** Opening DATASET ENTRIES block **

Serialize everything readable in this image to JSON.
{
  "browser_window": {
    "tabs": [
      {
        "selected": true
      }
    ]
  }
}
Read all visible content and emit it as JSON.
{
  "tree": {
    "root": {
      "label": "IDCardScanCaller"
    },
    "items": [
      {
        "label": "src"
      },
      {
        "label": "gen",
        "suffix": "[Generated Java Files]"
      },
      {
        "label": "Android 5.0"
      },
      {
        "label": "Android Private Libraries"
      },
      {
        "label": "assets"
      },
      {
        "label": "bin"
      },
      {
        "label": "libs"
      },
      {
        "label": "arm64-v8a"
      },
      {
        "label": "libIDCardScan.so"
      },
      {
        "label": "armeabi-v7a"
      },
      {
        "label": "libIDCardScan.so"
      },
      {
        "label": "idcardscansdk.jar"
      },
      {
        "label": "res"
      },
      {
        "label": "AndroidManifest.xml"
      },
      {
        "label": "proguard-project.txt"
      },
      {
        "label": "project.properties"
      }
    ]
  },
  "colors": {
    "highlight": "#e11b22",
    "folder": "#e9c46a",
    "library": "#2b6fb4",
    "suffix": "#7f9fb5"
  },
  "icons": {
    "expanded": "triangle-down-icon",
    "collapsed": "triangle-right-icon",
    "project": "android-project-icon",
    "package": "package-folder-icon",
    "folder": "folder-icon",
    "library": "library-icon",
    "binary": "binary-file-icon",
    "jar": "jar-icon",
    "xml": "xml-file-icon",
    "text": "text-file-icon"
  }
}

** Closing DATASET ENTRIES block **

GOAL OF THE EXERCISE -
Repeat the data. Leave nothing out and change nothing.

FINAL ANSWER -
Serialize everything readable in this image to JSON.
{
  "browser_window": {
    "tabs": [
      {
        "selected": true
      }
    ]
  }
}
Read all visible content and emit it as JSON.
{
  "tree": {
    "root": {
      "label": "IDCardScanCaller"
    },
    "items": [
      {
        "label": "src"
      },
      {
        "label": "gen",
        "suffix": "[Generated Java Files]"
      },
      {
        "label": "Android 5.0"
      },
      {
        "label": "Android Private Libraries"
      },
      {
        "label": "assets"
      },
      {
        "label": "bin"
      },
      {
        "label": "libs"
      },
      {
        "label": "arm64-v8a"
      },
      {
        "label": "libIDCardScan.so"
      },
      {
        "label": "armeabi-v7a"
      },
      {
        "label": "libIDCardScan.so"
      },
      {
        "label": "idcardscansdk.jar"
      },
      {
        "label": "res"
      },
      {
        "label": "AndroidManifest.xml"
      },
      {
        "label": "proguard-project.txt"
      },
      {
        "label": "project.properties"
      }
    ]
  },
  "colors": {
    "highlight": "#e11b22",
    "folder": "#e9c46a",
    "library": "#2b6fb4",
    "suffix": "#7f9fb5"
  },
  "icons": {
    "expanded": "triangle-down-icon",
    "collapsed": "triangle-right-icon",
    "project": "android-project-icon",
    "package": "package-folder-icon",
    "folder": "folder-icon",
    "library": "library-icon",
    "binary": "binary-file-icon",
    "jar": "jar-icon",
    "xml": "xml-file-icon",
    "text": "text-file-icon"
  }
}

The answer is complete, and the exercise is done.